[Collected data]
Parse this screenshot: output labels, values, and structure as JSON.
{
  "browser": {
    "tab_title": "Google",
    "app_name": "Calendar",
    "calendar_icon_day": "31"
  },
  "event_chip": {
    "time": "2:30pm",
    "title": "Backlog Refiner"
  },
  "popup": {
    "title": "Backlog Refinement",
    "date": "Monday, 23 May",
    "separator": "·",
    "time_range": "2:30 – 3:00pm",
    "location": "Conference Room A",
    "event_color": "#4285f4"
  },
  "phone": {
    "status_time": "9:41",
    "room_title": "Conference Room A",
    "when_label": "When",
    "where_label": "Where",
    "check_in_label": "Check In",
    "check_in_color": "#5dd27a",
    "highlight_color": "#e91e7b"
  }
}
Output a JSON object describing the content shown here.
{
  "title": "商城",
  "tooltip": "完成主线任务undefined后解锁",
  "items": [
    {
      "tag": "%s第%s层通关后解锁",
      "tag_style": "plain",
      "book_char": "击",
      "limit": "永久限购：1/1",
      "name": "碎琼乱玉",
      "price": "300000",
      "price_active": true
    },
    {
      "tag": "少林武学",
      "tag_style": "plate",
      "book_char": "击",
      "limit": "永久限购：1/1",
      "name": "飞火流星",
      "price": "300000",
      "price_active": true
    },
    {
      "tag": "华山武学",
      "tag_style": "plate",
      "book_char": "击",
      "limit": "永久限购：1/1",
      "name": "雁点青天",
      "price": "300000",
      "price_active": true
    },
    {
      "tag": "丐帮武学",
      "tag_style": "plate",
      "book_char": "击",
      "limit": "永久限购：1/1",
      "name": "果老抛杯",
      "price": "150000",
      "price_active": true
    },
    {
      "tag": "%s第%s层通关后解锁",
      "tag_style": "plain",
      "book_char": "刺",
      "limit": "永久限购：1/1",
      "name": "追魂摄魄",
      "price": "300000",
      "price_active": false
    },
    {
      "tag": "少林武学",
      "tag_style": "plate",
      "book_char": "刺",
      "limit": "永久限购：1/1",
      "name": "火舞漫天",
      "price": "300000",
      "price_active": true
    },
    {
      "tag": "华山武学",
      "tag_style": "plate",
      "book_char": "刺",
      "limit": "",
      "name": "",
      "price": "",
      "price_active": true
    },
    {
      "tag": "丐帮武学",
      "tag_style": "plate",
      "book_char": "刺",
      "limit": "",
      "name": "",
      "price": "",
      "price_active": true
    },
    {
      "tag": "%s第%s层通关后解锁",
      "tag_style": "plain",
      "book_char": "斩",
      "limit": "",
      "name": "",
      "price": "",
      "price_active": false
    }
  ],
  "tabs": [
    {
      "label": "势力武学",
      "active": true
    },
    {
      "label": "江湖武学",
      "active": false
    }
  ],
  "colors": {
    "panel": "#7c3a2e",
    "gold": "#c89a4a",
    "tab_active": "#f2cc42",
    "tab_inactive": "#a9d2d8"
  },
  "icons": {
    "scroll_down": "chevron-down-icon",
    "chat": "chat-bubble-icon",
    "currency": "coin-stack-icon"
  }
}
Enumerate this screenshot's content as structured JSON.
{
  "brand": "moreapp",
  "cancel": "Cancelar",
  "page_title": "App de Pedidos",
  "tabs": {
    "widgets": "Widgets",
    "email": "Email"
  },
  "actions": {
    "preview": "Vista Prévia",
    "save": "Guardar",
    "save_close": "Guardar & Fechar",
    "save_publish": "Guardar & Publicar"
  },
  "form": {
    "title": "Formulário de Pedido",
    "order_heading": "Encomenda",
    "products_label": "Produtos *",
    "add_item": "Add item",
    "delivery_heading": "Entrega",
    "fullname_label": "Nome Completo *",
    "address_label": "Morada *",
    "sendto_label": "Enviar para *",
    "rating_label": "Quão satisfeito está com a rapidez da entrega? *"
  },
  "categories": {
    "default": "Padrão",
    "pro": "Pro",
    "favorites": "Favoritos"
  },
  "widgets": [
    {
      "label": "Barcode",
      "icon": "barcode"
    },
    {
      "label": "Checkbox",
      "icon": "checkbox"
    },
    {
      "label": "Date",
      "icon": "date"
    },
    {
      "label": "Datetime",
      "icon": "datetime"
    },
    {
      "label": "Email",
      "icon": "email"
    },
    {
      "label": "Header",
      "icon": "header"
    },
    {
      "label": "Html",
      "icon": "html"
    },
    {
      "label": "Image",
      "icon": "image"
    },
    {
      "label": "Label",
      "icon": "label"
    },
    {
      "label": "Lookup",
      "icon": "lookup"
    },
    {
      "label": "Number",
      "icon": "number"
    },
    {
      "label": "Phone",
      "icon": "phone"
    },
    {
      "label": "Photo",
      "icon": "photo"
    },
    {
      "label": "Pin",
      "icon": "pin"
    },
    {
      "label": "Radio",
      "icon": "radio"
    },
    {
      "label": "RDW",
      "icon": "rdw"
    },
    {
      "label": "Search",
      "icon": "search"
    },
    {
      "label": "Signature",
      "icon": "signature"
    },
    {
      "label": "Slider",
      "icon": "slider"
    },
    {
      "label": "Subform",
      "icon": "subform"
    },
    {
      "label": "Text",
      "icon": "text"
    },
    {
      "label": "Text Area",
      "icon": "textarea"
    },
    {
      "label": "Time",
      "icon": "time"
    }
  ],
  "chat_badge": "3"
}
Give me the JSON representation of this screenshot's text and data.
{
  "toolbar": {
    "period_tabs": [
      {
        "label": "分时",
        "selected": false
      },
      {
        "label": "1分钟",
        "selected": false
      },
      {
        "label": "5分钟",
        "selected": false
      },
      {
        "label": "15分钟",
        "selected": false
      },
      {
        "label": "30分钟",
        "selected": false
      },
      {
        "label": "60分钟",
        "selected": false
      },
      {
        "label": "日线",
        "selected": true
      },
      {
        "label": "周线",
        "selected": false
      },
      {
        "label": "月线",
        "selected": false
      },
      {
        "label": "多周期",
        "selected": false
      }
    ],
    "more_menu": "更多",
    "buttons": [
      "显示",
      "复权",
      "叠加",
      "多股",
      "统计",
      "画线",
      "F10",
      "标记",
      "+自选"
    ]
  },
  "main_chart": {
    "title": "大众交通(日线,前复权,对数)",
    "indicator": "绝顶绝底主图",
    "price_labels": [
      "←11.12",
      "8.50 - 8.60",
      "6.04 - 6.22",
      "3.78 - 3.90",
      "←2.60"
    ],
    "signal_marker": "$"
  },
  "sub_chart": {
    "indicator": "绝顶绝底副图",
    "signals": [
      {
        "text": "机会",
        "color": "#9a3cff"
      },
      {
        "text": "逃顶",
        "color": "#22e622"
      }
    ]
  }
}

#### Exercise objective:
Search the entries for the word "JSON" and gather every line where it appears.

#### Answer for this exercise:
Parse this screenshot: output labels, values, and structure as JSON.
Output a JSON object describing the content shown here.
Enumerate this screenshot's content as structured JSON.
Give me the JSON representation of this screenshot's text and data.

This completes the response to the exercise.